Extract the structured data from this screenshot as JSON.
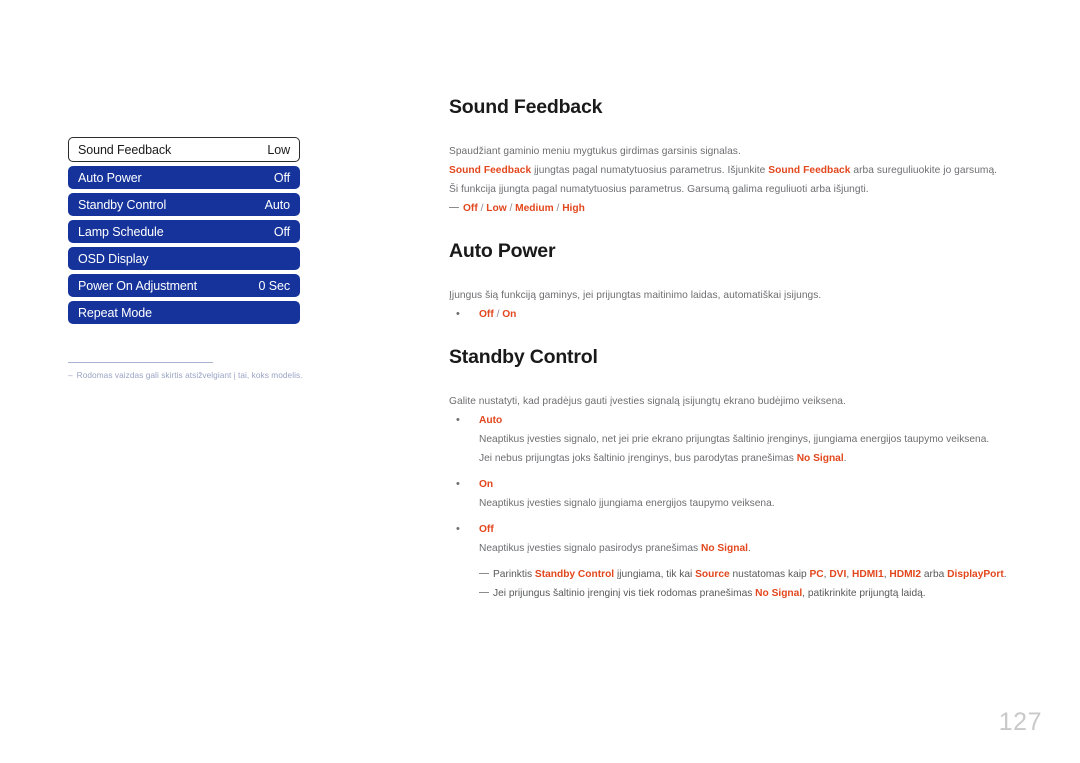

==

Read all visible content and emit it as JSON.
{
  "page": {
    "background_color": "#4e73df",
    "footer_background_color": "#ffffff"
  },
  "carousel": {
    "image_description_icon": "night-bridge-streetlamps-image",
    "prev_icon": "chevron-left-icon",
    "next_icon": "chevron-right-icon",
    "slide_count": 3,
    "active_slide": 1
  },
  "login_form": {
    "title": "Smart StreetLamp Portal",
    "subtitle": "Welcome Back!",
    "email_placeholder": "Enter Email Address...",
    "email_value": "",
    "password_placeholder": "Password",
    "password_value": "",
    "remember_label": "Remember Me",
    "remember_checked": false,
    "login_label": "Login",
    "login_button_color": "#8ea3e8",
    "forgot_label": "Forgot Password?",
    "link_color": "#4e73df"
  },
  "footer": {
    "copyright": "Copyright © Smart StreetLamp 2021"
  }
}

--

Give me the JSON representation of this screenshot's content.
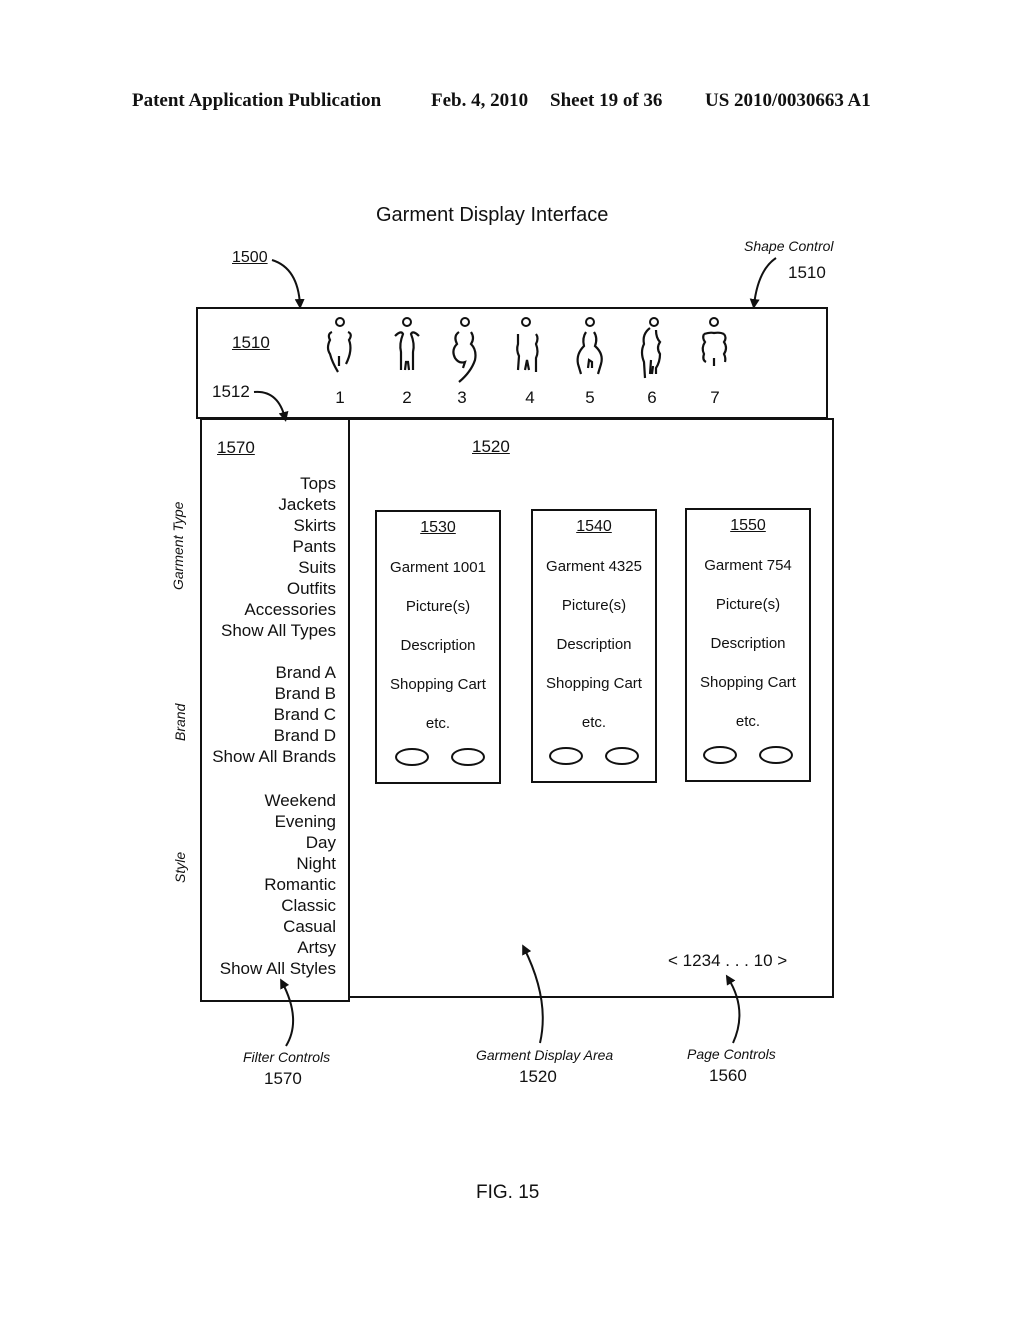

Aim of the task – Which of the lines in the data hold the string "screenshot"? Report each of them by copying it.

Response to this task –
Extract the structured data from this screenshot as JSON.
Give me the JSON representation of this screenshot's content.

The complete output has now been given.